On April 10, President Shavkat Mirziyoyev signed a decree on fundamental reform of the police.
The "profound shortcomings" of Uzbekistani police are preventing them from effectively fighting "threats and challenges" like extremism and terrorism, he warned in his decree.
The decree cited nine problems with law enforcement, such as lack of a clear chain of command, overworked officers and lack of dialogue with the public.
It included special emphasis on the failure to prevent terrorist recruitment of youth.
Solutions that the government proposes include creating an MVD Main Administration for Fighting Terrorism and Extremism.
All in all, the decree prescribes 78 reforms to be carried out by 2021, which the government intends to front load. It plans to start and/or complete 88% of them this year.
"This decree indicates that our authorities seriously intend to reform the country," Khan said. "We shouldn't expect modern police departments to take shape in one year. It's a long and gradual process."
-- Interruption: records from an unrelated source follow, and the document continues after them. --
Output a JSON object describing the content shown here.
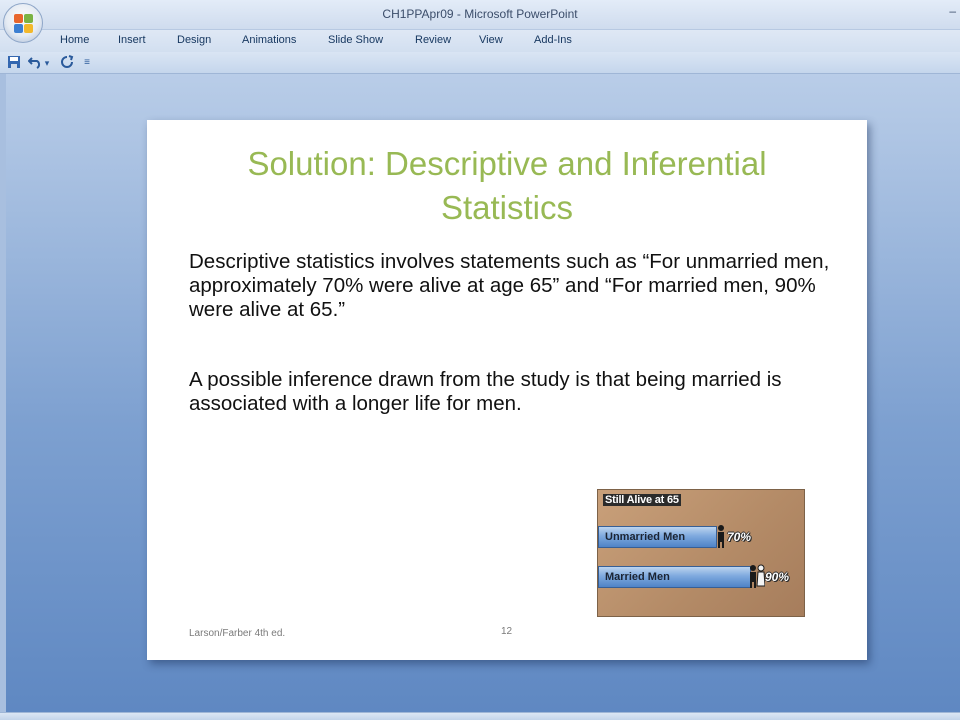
{
  "window": {
    "title": "CH1PPApr09 - Microsoft PowerPoint",
    "controls": "–"
  },
  "ribbon": {
    "tabs": [
      {
        "label": "Home"
      },
      {
        "label": "Insert"
      },
      {
        "label": "Design"
      },
      {
        "label": "Animations"
      },
      {
        "label": "Slide Show"
      },
      {
        "label": "Review"
      },
      {
        "label": "View"
      },
      {
        "label": "Add-Ins"
      }
    ]
  },
  "quick_access": {
    "icons": [
      "save-icon",
      "undo-icon",
      "dropdown-arrow-icon",
      "redo-icon",
      "customize-icon"
    ],
    "dropdown_glyph": "▾",
    "customize_glyph": "≡"
  },
  "slide": {
    "title": "Solution: Descriptive and Inferential Statistics",
    "paragraph1": "Descriptive statistics involves statements such as “For unmarried men, approximately 70% were alive at age 65” and “For married men, 90% were alive at 65.”",
    "paragraph2": "A possible inference drawn from the study is that being married is associated with a longer life for men.",
    "footer": "Larson/Farber 4th ed.",
    "slide_number": "12"
  },
  "chart_data": {
    "type": "bar",
    "title": "Still Alive at 65",
    "categories": [
      "Unmarried Men",
      "Married Men"
    ],
    "values": [
      70,
      90
    ],
    "value_labels": [
      "70%",
      "90%"
    ],
    "xlim": [
      0,
      100
    ],
    "orientation": "horizontal",
    "colors": {
      "bar": "#6b9bd6",
      "background": "#b8906c"
    }
  },
  "colors": {
    "title_green": "#98b954",
    "workspace_blue": "#5f88c2"
  }
}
The core of the reform is a planning document on "serving the public interest", which specifies the need to transform the police into a public-oriented, professional service, according to the official commentary attached to the presidential decree.
Afterwards, the country declared every Thursday to be "Crime Prevention Day" and a bill on reforming the police took effect March 17.
Less than a month later, Uzbekistani officials deemed it necessary to take more-radical steps.
"Never before has the MVD seen such a sweeping programme of reforms," MVD spokesman Samvel Petrosyan told Caravanserai. "It is planning to optimise all divisions, review personnel policy and the system for paying staff, and implement the newest technological solutions. Within two or three years, law enforcement agencies should be completely transformed."
Several reforms have targeted improving the image of law enforcement agencies. One such reform includes replacing the police's Soviet-era uniforms by July 1, 2018.
Uzbekistanis are already noticing changes.
"Police have started behaving more professionally," Iroda Bakhromova of Tashkent told Caravanserai. "Recently I handed in my old passport and received the new one in exactly 10 days, as the law prescribes. You used to wait for months. If the reforms succeed, they will transform our country."
The Taliban have been using advanced weapons available only to the Russian military, according to a security source in western Afghanistan.
Popular support in Central Asia for Islamist insurgencies in the Middle East and beyond is waning.